At the International Water Association’s ‘Embrace the Water’ conference in Gothenburg, Sweden, Helle Søholt, CEO of Gehl, highlighted how water can benefit public life in cities and the importance of urban design being people centric.

“We must find ways to merge managing the risk of water and embracing it as an asset, making sure that what we are left with are solutions that increase people’s quality of life in cities,” said Søholt. “People are attracted to water. We have positive associations with the sound and blue colour of water, all linked to our needs as humans. So naturally we see waterfront destinations come up all over the world and people congregating at these placed to enjoy the sound and activities surrounding water.”

Gehl are focused on building cities for people and making sure all their work benefits those that live, work and move around cities today. Integrated design solutions have been identified as one of the biggest challenges facing city authorities in getting people across different silos to work together.

One of Søholt’s key points was that there is a common denominator with all of the risks we are facing; people and their behavioural change, which need to be addressed in all the solutions that are being formulated.

When the city of Gothenburg were formulating its strategy a team was gathered across all the various departments to sit together in the same space in the harbour to come up with new solutions.

“It is unfortunately very seldom that I see this kind of totally integrated solution making and creative design leadership in cities around the world,” explained Søholt. “So we have to overcome this way of silo planning and move away from reactive governance where we think of planning as a linear process and move towards a much more proactive facilitative leadership model where the cities are actually engaging all the stakeholders to come up with not just good projects but with shared value. Something that we can see we are all benefitting from.”

The city of Copenhagen was highlighted as a leading example after the designing of a climate neighbourhood in the northern part of the city, where they have engaged local citizens through a local office where people can be involved in the design of plazas and streets.
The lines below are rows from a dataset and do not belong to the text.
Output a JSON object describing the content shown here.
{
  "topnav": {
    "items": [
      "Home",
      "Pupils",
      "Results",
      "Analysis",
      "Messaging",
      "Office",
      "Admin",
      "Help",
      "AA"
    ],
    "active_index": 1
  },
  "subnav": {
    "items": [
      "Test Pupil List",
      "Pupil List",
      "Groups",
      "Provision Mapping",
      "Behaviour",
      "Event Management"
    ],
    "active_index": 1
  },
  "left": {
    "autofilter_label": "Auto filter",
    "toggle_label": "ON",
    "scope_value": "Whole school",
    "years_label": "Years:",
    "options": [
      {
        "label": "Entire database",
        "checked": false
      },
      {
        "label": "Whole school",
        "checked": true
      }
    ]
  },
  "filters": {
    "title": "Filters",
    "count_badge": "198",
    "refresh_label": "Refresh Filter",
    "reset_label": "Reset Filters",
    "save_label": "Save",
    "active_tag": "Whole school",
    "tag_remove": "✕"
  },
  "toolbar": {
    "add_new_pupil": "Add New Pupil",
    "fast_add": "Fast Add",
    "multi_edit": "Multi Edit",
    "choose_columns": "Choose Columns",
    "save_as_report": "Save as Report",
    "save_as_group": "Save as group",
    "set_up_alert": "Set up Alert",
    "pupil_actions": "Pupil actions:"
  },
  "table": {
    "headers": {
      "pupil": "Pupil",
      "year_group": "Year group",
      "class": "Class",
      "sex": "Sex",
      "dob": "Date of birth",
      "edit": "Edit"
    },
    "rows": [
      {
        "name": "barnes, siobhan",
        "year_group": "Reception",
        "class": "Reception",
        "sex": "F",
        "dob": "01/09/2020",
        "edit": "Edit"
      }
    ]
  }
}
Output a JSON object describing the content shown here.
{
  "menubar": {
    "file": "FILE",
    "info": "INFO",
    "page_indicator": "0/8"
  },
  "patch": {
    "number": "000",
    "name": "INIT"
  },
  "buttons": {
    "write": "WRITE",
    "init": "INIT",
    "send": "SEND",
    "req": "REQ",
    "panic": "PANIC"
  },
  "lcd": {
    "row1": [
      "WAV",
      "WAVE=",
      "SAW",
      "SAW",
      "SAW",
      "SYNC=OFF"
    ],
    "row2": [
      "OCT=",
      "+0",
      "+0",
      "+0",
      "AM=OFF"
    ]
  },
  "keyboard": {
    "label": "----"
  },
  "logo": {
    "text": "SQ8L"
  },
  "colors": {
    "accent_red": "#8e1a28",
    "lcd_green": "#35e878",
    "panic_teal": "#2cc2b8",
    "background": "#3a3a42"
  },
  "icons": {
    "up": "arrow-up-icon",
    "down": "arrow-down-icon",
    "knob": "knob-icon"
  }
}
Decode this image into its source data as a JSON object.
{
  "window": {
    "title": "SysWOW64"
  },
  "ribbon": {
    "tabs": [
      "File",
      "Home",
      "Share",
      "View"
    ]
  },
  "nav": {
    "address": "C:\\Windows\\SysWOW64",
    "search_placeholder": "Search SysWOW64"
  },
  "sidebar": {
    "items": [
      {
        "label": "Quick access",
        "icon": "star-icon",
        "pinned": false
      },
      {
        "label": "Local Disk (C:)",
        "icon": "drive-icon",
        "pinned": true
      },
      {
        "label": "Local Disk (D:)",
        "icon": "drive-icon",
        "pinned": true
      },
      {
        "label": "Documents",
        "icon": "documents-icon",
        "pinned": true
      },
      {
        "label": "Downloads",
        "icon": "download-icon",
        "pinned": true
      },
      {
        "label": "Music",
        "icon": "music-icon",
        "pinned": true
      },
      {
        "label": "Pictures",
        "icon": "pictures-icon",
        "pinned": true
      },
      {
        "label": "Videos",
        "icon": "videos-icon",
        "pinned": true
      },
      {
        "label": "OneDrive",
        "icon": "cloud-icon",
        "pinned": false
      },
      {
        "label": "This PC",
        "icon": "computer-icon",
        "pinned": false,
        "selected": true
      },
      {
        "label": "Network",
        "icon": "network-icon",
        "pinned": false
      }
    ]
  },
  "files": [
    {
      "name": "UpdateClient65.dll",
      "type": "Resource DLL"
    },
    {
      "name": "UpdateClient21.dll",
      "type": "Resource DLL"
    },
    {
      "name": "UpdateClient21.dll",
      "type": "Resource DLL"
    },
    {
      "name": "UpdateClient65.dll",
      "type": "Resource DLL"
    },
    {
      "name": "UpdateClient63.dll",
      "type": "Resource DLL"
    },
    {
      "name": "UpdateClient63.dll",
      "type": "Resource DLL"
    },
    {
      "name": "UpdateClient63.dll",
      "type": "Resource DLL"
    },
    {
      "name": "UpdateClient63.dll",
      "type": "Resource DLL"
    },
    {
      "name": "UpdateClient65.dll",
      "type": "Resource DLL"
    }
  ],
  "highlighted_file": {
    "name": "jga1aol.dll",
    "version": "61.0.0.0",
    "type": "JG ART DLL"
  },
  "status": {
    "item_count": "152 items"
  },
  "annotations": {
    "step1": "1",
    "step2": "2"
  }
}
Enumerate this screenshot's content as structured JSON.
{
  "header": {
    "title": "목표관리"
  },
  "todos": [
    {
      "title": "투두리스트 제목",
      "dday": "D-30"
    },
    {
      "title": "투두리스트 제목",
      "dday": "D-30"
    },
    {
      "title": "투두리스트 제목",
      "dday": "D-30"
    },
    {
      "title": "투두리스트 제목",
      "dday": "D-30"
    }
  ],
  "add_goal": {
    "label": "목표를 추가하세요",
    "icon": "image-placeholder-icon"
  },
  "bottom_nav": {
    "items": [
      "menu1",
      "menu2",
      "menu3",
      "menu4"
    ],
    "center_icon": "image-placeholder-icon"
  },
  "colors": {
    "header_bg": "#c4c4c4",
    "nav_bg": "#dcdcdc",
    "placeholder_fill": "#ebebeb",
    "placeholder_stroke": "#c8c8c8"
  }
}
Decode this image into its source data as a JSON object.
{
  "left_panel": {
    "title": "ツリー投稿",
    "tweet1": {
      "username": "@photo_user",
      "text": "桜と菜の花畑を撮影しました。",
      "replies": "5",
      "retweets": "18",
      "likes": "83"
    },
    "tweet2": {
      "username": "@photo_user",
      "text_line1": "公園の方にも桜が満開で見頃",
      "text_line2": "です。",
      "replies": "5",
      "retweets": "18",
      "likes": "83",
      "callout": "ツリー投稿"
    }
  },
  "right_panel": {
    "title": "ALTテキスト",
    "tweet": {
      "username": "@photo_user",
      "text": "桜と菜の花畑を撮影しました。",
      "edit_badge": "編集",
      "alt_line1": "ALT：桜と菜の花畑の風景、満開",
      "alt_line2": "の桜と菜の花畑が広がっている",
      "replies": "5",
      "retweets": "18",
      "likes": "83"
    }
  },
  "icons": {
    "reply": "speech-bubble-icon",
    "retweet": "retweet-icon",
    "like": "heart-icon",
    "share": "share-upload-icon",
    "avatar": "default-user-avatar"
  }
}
Authorities have also recently created a green city strategy for the whole of Copenhagen. One of the elements in this strategy is planting 1,000 new trees in the city, where the citizens were asked to vote for the streets in most need of greening and climate adaptation design.